### ACTIVITY
Your task is to copy every line below that contains the word "indeterminate".

### MATERIAL FOR THE TASK
══════════
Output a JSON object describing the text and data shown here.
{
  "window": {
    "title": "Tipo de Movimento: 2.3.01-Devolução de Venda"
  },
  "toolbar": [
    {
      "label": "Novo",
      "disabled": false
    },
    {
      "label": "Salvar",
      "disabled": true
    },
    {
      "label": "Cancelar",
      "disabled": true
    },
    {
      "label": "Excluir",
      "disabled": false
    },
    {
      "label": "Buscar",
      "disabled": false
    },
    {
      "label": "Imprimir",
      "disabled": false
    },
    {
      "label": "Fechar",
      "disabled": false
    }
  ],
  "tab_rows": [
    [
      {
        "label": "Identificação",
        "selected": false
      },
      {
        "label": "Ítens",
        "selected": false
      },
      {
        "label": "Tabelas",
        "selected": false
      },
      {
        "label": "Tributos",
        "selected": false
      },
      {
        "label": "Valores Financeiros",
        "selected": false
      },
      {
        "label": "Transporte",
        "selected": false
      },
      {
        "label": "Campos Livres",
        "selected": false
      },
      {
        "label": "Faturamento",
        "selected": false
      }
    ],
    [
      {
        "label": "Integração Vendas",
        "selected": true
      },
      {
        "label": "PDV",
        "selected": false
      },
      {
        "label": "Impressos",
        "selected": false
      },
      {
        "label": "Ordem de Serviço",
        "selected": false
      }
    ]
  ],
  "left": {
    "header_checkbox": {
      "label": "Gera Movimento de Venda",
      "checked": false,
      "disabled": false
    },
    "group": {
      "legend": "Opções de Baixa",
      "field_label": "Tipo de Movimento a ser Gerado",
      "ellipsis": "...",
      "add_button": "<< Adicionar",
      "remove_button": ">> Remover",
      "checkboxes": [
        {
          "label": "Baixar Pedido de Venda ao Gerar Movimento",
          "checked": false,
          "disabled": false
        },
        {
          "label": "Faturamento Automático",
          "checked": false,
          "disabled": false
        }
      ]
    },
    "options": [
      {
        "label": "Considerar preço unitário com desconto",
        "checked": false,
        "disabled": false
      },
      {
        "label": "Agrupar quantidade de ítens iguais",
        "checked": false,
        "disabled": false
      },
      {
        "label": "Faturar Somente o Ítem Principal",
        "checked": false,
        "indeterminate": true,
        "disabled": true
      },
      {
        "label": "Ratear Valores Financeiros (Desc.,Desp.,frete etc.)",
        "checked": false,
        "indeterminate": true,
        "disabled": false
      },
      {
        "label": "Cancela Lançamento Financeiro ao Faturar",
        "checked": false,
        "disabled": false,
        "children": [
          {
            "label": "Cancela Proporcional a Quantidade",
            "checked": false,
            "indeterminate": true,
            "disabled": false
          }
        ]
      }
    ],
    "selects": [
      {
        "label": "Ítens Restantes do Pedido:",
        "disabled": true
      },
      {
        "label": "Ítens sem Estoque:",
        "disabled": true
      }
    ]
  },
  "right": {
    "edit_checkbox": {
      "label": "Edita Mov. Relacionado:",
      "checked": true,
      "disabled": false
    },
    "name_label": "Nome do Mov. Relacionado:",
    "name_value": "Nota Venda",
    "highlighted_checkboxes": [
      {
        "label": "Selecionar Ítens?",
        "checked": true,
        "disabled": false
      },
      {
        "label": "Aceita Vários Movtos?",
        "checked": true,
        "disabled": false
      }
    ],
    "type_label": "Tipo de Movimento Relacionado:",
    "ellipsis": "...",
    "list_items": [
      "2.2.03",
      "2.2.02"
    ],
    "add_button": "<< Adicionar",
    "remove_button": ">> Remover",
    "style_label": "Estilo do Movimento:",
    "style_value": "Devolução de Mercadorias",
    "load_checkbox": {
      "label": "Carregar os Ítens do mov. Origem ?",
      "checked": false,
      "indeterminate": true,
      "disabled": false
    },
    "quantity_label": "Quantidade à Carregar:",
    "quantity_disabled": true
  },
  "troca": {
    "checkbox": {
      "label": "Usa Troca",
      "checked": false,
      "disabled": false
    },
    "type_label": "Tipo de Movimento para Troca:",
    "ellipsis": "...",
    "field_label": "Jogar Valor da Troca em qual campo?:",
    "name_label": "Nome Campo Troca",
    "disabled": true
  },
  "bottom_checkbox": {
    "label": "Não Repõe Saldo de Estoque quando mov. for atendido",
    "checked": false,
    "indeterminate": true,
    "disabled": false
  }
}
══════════
### RESULT
        "indeterminate": true,
        "indeterminate": true,
            "indeterminate": true,
      "indeterminate": true,
    "indeterminate": true,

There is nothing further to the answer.